EMA probes suicide risk with Novo Nordisk obesity drugs


The European Medicines Agency (EMA) has started a review of two Novo Nordisk drugs used to treat obesity and those overweight, following reports of suicidal thoughts or self-injury in a small number of patients taking them.

The investigation by the EMA’s Pharmacovigilance Risk Assessment Committee (PRAC) is initially focusing on two of the Danish drugmaker’s GLP-1 agonists – semaglutide and liraglutide – but in time could be extended to include other drugs in the class, according to the EU regulator.

It has been prompted by a report from the Icelandic Medicines Agency that said it had identified three cases of suicidal thinking or self-harm among patients taking Ozempic – a formulation of semaglutide approved to treat diabetes – or liraglutide-based weight-loss therapy Saxenda.

Semaglutide is also used in oral diabetes therapy Rybelsus and once-weekly weight-loss injectable Wegovy, while liraglutide is the active ingredient in diabetes medicines Victoza and Xultophy.

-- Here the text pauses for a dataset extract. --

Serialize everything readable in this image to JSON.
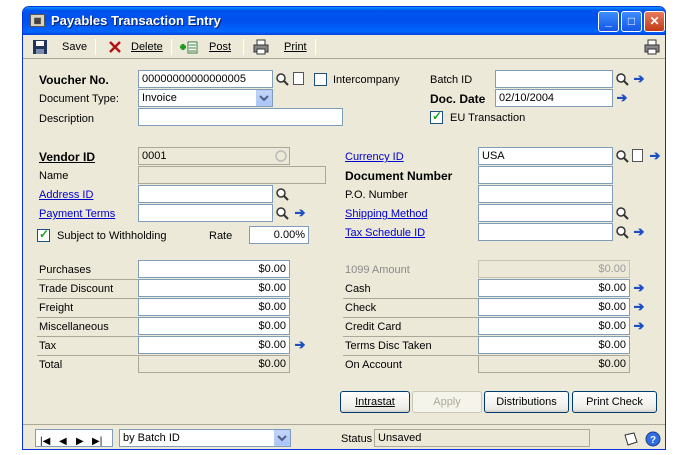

According to the EMA, there has been one case each of suicidal thoughts with Ozempic and Saxenda, and one further case of self-injury in a Saxenda user.

Suicidal behaviour isn’t listed as a possible side effect on EU documentation for either of the two drugs, but in the US the situation is a little different.

Suicidal thinking and self-harm aren’t currently listed on the FDA-approved prescribing information for Ozempic or as possible adverse reactions. However, for Saxenda, as well as Wegovy, entries in the warnings and precautions section mention “suicidal behaviour and ideation”, with a recommendation to monitor patients for “depression or suicidal thoughts”.

According to the FDA, that is a standard requirement for any drug used to achieve weight loss that works on the central nervous system.

That stems in part from experience with an earlier weight-loss drug from Sanofi called Acomplia/Zimulti (rimonabant), which was approved in Europe in 2006, but withdrawn from sale two years later after the EMA concluded it was associated with a risk of serious psychiatric problems, including suicide. It was never approved by the FDA.

Novo Nordisk, meanwhile, says its own safety monitoring has not identified any “causal association” with the side effects, pointing out that GLP-1 agonists “have been used to treat type 2 diabetes for more than 15 years and for treatment of obesity for eight years.”

It added that it is continuously monitoring patients in trials, as well as those taking its drugs in real-world settings, and working with regulators to ensure patient safety, and “remains confident in the benefit/risk profile of the products.”

If the PRAC does widen its investigation to include other drugs acting on GLP-1, it could extend to other products, including Eli Lilly’s Trulicity (dulaglutide) for diabetes and dual GIP/GLP-1 agonist Mounjaro (tirzepatide), which is approved for diabetes and in late-stage development for obesity.